“We have to talk to businesses and work with them to figure out how do we best spur more jobs and better jobs in our state and across the country,” she said.
A criticism sometimes directed at Klobuchar is that she backs small-potatoes legislation that makes fixes to consumer regulations or a rule that’s getting in the way of a local business, rather than taking on bigger, more complicated issues.
Klobuchar said sometimes the small stuff adds up.
“These things can be very nitty gritty, but the results are huge,” she said. “If you can make things easier for businesses to create jobs and still keep that safety standard in place, you’ve accomplished something big.”
All of that attention to business has helped Klobuchar fill her campaign coffers.
She’s sitting on a $4.6 million war chest, far outpacing the three rivals for the Republican nomination.
Minnesota Republican Party Chair Pat Shortridge said Klobuchar’s votes for the health care bill and support for higher taxes show that she’s not really business-friendly.
“I think part of it is that she benefits by who’s she’s not,” Shortridge said. “Look, she’s not Al Franken. And so to a certain degree, people look at her in comparison and think how much worse it could be.”

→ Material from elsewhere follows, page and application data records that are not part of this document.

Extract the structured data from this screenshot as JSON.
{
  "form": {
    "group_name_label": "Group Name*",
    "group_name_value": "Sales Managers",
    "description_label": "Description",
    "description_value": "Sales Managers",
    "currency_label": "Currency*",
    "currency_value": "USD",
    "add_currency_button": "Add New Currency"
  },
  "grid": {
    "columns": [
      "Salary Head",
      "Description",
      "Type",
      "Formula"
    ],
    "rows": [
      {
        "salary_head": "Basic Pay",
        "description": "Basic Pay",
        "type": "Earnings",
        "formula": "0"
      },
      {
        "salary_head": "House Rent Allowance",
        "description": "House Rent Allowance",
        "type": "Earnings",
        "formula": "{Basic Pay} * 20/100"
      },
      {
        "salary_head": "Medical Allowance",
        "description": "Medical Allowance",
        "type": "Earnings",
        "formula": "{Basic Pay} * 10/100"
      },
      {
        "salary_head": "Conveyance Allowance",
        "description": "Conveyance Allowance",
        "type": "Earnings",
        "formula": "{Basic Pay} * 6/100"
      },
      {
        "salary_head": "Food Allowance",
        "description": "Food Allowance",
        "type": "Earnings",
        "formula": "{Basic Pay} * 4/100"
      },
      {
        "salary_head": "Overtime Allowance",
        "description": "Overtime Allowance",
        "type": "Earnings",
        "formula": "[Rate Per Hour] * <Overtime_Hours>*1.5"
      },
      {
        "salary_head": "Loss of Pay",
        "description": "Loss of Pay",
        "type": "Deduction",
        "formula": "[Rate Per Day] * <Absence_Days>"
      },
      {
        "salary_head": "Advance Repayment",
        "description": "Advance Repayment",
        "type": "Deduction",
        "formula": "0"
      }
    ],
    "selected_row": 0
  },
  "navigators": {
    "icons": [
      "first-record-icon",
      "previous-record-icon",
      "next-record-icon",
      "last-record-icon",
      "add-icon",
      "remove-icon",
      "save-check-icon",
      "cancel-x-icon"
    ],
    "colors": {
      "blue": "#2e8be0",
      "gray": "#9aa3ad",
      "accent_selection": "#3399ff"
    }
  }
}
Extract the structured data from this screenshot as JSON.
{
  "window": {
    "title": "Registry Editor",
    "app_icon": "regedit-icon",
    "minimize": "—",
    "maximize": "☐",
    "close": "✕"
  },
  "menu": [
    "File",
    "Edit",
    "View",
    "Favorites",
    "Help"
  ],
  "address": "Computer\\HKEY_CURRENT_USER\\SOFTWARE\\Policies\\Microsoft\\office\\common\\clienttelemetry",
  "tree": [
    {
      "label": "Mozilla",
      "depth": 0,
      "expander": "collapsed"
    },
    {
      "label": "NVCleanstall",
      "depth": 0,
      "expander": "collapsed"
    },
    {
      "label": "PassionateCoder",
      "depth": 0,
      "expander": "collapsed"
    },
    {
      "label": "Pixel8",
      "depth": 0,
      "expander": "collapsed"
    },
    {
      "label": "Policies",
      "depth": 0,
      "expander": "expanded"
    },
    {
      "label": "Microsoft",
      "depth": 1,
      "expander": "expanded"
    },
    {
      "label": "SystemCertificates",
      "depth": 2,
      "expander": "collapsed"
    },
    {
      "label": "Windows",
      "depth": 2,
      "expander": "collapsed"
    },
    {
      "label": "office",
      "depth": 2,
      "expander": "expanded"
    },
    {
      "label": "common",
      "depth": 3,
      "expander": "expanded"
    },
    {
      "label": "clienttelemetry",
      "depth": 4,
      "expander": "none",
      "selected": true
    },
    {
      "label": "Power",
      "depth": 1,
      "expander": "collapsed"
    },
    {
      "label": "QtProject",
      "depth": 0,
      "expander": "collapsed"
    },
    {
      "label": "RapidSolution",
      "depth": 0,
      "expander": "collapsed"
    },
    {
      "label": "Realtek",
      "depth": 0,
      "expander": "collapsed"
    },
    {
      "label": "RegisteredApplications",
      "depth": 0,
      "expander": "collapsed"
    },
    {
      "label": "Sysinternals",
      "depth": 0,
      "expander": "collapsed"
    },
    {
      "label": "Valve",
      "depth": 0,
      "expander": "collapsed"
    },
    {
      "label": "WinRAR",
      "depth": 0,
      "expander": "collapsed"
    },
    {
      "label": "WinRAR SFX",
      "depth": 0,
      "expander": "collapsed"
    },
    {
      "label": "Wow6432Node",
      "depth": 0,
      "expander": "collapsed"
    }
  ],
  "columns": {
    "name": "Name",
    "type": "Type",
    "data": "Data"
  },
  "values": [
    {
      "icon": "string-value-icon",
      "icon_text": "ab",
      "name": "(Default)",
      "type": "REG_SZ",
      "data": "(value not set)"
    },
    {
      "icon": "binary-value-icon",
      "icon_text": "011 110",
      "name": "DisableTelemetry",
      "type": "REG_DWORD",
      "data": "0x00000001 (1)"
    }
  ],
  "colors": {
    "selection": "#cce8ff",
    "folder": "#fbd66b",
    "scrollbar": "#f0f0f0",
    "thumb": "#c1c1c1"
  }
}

Shortridge said Klobuchar hasn’t explained her record well enough to voters and once she’s forced to, the GOP could capture her seat.
But Duffy, the political analyst, said Klobuchar’s challengers aren’t well-funded nor are outside groups spending any money in the race.
“I do not see any political will out of Republicans to target this state,” Duffy said. “I think they believe that Klobuchar has really solidified her position.”
Although Klobuchar emphasizes her good relations across the aisle, it’s clear that Republicans’ frequent use of the filibuster to tie up the Senate has frustrated her.
Last year, she was part of group of first-term senators who sought to change some of the Senate’s rules to make it harder to filibuster legislation.
In the end, their efforts resulted in only minor changes, but Klobuchar’s political mentor, former Vice President Walter Mondale, says that’s still progress.
“She has done better in that miserable Senate than most people there,” Mondale said.
Listen to Minnesota Public Radio in Winona at 101.9 FM.